[Element data from apps and pages]
+ + + +

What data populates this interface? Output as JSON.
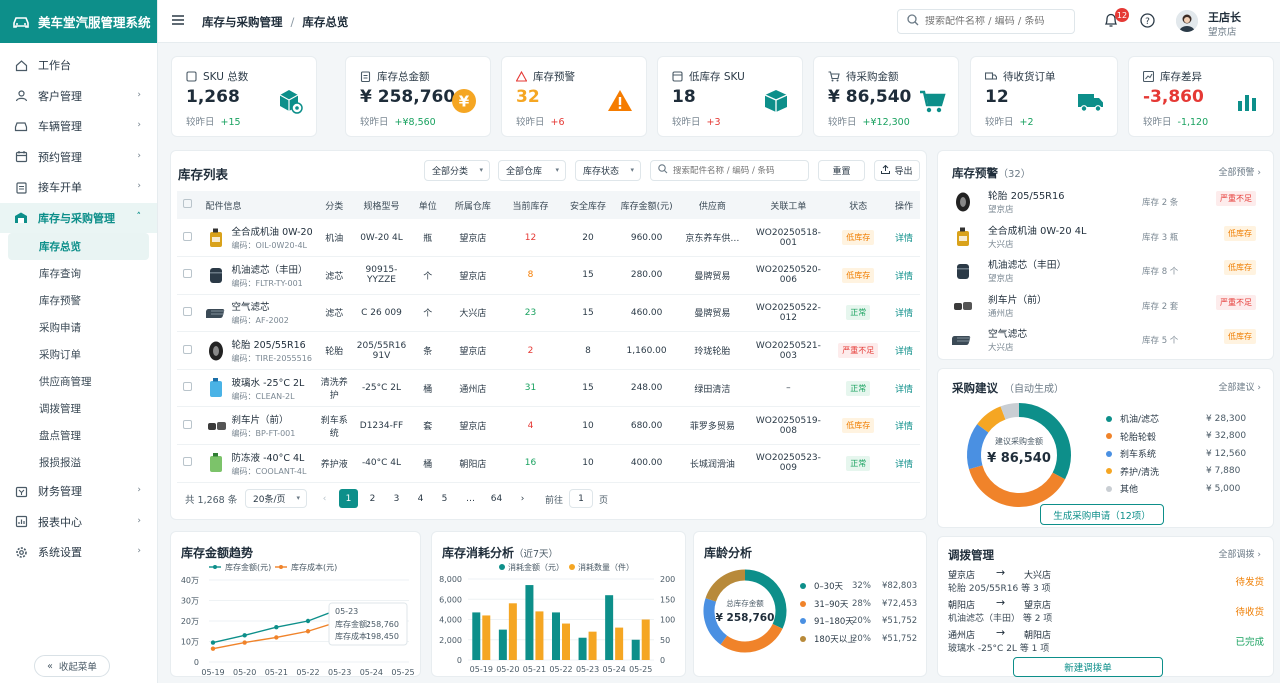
{
  "app": {
    "title": "美车堂汽服管理系统"
  },
  "sidebar": {
    "items": [
      {
        "label": "工作台"
      },
      {
        "label": "客户管理"
      },
      {
        "label": "车辆管理"
      },
      {
        "label": "预约管理"
      },
      {
        "label": "接车开单"
      },
      {
        "label": "库存与采购管理"
      },
      {
        "label": "财务管理"
      },
      {
        "label": "报表中心"
      },
      {
        "label": "系统设置"
      }
    ],
    "sub_items": [
      "库存总览",
      "库存查询",
      "库存预警",
      "采购申请",
      "采购订单",
      "供应商管理",
      "调拨管理",
      "盘点管理",
      "报损报溢"
    ],
    "collapse_label": "收起菜单"
  },
  "header": {
    "breadcrumb": [
      "库存与采购管理",
      "库存总览"
    ],
    "search_placeholder": "搜索配件名称 / 编码 / 条码",
    "notification_count": "12",
    "user_name": "王店长",
    "user_store": "望京店"
  },
  "kpis": [
    {
      "title": "SKU 总数",
      "value": "1,268",
      "compare_label": "较昨日",
      "delta": "+15",
      "icon": "cube-settings-icon",
      "color": "#0d8f8a"
    },
    {
      "title": "库存总金额",
      "value": "¥ 258,760",
      "compare_label": "较昨日",
      "delta": "+¥8,560",
      "icon": "yen-coin-icon",
      "color": "#f5a623"
    },
    {
      "title": "库存预警",
      "value": "32",
      "compare_label": "较昨日",
      "delta": "+6",
      "icon": "warning-icon",
      "color": "#f57c00"
    },
    {
      "title": "低库存 SKU",
      "value": "18",
      "compare_label": "较昨日",
      "delta": "+3",
      "icon": "box-icon",
      "color": "#0d8f8a"
    },
    {
      "title": "待采购金额",
      "value": "¥ 86,540",
      "compare_label": "较昨日",
      "delta": "+¥12,300",
      "icon": "cart-icon",
      "color": "#0d8f8a"
    },
    {
      "title": "待收货订单",
      "value": "12",
      "compare_label": "较昨日",
      "delta": "+2",
      "icon": "truck-icon",
      "color": "#0d8f8a"
    },
    {
      "title": "库存差异",
      "value": "-3,860",
      "compare_label": "较昨日",
      "delta": "-1,120",
      "icon": "bar-chart-icon",
      "color": "#0d8f8a"
    }
  ],
  "inventory": {
    "title": "库存列表",
    "filters": [
      "全部分类",
      "全部仓库",
      "库存状态"
    ],
    "search_placeholder": "搜索配件名称 / 编码 / 条码",
    "reset_label": "重置",
    "export_label": "导出",
    "columns": [
      "配件信息",
      "分类",
      "规格型号",
      "单位",
      "所属仓库",
      "当前库存",
      "安全库存",
      "库存金额(元)",
      "供应商",
      "关联工单",
      "状态",
      "操作"
    ],
    "rows": [
      {
        "name": "全合成机油 0W-20",
        "code": "编码：OIL-0W20-4L",
        "category": "机油",
        "spec": "0W-20 4L",
        "unit": "瓶",
        "warehouse": "望京店",
        "stock": "12",
        "safety": "20",
        "amount": "960.00",
        "supplier": "京东养车供…",
        "order": "WO20250518-001",
        "status": "低库存",
        "action": "详情"
      },
      {
        "name": "机油滤芯（丰田）",
        "code": "编码：FLTR-TY-001",
        "category": "滤芯",
        "spec": "90915-YYZZE",
        "unit": "个",
        "warehouse": "望京店",
        "stock": "8",
        "safety": "15",
        "amount": "280.00",
        "supplier": "曼牌贸易",
        "order": "WO20250520-006",
        "status": "低库存",
        "action": "详情"
      },
      {
        "name": "空气滤芯",
        "code": "编码：AF-2002",
        "category": "滤芯",
        "spec": "C 26 009",
        "unit": "个",
        "warehouse": "大兴店",
        "stock": "23",
        "safety": "15",
        "amount": "460.00",
        "supplier": "曼牌贸易",
        "order": "WO20250522-012",
        "status": "正常",
        "action": "详情"
      },
      {
        "name": "轮胎 205/55R16",
        "code": "编码：TIRE-2055516",
        "category": "轮胎",
        "spec": "205/55R16 91V",
        "unit": "条",
        "warehouse": "望京店",
        "stock": "2",
        "safety": "8",
        "amount": "1,160.00",
        "supplier": "玲珑轮胎",
        "order": "WO20250521-003",
        "status": "严重不足",
        "action": "详情"
      },
      {
        "name": "玻璃水 -25°C 2L",
        "code": "编码：CLEAN-2L",
        "category": "清洗养护",
        "spec": "-25°C 2L",
        "unit": "桶",
        "warehouse": "通州店",
        "stock": "31",
        "safety": "15",
        "amount": "248.00",
        "supplier": "绿田清洁",
        "order": "–",
        "status": "正常",
        "action": "详情"
      },
      {
        "name": "刹车片（前）",
        "code": "编码：BP-FT-001",
        "category": "刹车系统",
        "spec": "D1234-FF",
        "unit": "套",
        "warehouse": "望京店",
        "stock": "4",
        "safety": "10",
        "amount": "680.00",
        "supplier": "菲罗多贸易",
        "order": "WO20250519-008",
        "status": "低库存",
        "action": "详情"
      },
      {
        "name": "防冻液 -40°C 4L",
        "code": "编码：COOLANT-4L",
        "category": "养护液",
        "spec": "-40°C 4L",
        "unit": "桶",
        "warehouse": "朝阳店",
        "stock": "16",
        "safety": "10",
        "amount": "400.00",
        "supplier": "长城润滑油",
        "order": "WO20250523-009",
        "status": "正常",
        "action": "详情"
      }
    ],
    "pagination": {
      "total": "共 1,268 条",
      "page_size": "20条/页",
      "pages": [
        "1",
        "2",
        "3",
        "4",
        "5",
        "…",
        "64"
      ],
      "goto_label": "前往",
      "goto_value": "1",
      "page_suffix": "页"
    }
  },
  "warnings": {
    "title": "库存预警",
    "count": "（32）",
    "more": "全部预警",
    "items": [
      {
        "name": "轮胎 205/55R16",
        "store": "望京店",
        "qty": "库存 2 条",
        "status": "严重不足"
      },
      {
        "name": "全合成机油 0W-20 4L",
        "store": "大兴店",
        "qty": "库存 3 瓶",
        "status": "低库存"
      },
      {
        "name": "机油滤芯（丰田）",
        "store": "望京店",
        "qty": "库存 8 个",
        "status": "低库存"
      },
      {
        "name": "刹车片（前）",
        "store": "通州店",
        "qty": "库存 2 套",
        "status": "严重不足"
      },
      {
        "name": "空气滤芯",
        "store": "大兴店",
        "qty": "库存 5 个",
        "status": "低库存"
      }
    ]
  },
  "purchase": {
    "title": "采购建议",
    "subtitle": "（自动生成）",
    "more": "全部建议",
    "center_label": "建议采购金额",
    "center_value": "¥ 86,540",
    "button": "生成采购申请（12项）"
  },
  "transfer": {
    "title": "调拨管理",
    "more": "全部调拨",
    "items": [
      {
        "from": "望京店",
        "to": "大兴店",
        "desc": "轮胎 205/55R16 等 3 项",
        "status": "待发货",
        "color": "#ef7d00"
      },
      {
        "from": "朝阳店",
        "to": "望京店",
        "desc": "机油滤芯（丰田） 等 2 项",
        "status": "待收货",
        "color": "#ef7d00"
      },
      {
        "from": "通州店",
        "to": "朝阳店",
        "desc": "玻璃水 -25°C 2L 等 1 项",
        "status": "已完成",
        "color": "#1aa260"
      }
    ],
    "button": "新建调拨单"
  },
  "chart_data": [
    {
      "id": "purchase-suggest",
      "type": "pie",
      "categories": [
        "机油/滤芯",
        "轮胎轮毂",
        "刹车系统",
        "养护/清洗",
        "其他"
      ],
      "values": [
        28300,
        32800,
        12560,
        7880,
        5000
      ],
      "labels": [
        "¥ 28,300",
        "¥ 32,800",
        "¥ 12,560",
        "¥ 7,880",
        "¥ 5,000"
      ],
      "colors": [
        "#0d8f8a",
        "#f0832a",
        "#4a90e2",
        "#f5a623",
        "#c9ced3"
      ]
    },
    {
      "id": "amount-trend",
      "type": "line",
      "title": "库存金额趋势",
      "x": [
        "05-19",
        "05-20",
        "05-21",
        "05-22",
        "05-23",
        "05-24",
        "05-25"
      ],
      "series": [
        {
          "name": "库存金额(元)",
          "values": [
            95000,
            130000,
            170000,
            200000,
            258760,
            250000,
            260000
          ],
          "color": "#0d8f8a"
        },
        {
          "name": "库存成本(元)",
          "values": [
            65000,
            95000,
            120000,
            150000,
            198450,
            null,
            null
          ],
          "color": "#f0832a"
        }
      ],
      "yticks": [
        "0",
        "10万",
        "20万",
        "30万",
        "40万"
      ],
      "ylim": [
        0,
        400000
      ],
      "tooltip": {
        "date": "05-23",
        "amount_label": "库存金额：",
        "amount": "258,760",
        "cost_label": "库存成本：",
        "cost": "198,450"
      }
    },
    {
      "id": "consumption",
      "type": "bar",
      "title": "库存消耗分析",
      "subtitle": "（近7天）",
      "x": [
        "05-19",
        "05-20",
        "05-21",
        "05-22",
        "05-23",
        "05-24",
        "05-25"
      ],
      "series": [
        {
          "name": "消耗金额（元）",
          "values": [
            4700,
            3000,
            7400,
            4700,
            2200,
            6400,
            2000
          ],
          "color": "#0d8f8a"
        },
        {
          "name": "消耗数量（件）",
          "values": [
            110,
            140,
            120,
            90,
            70,
            80,
            100
          ],
          "color": "#f5a623"
        }
      ],
      "yticks_left": [
        "0",
        "2,000",
        "4,000",
        "6,000",
        "8,000"
      ],
      "yticks_right": [
        "0",
        "50",
        "100",
        "150",
        "200"
      ],
      "ylim_left": [
        0,
        8000
      ],
      "ylim_right": [
        0,
        200
      ]
    },
    {
      "id": "age-analysis",
      "type": "pie",
      "title": "库龄分析",
      "center_label": "总库存金额",
      "center_value": "¥ 258,760",
      "categories": [
        "0–30天",
        "31–90天",
        "91–180天",
        "180天以上"
      ],
      "percent": [
        32,
        28,
        20,
        20
      ],
      "percent_labels": [
        "32%",
        "28%",
        "20%",
        "20%"
      ],
      "amounts": [
        "¥82,803",
        "¥72,453",
        "¥51,752",
        "¥51,752"
      ],
      "colors": [
        "#0d8f8a",
        "#f0832a",
        "#4a90e2",
        "#b88a3a"
      ]
    }
  ]
}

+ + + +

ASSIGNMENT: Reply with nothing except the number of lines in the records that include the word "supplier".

PROBLEM SOLUTION: 7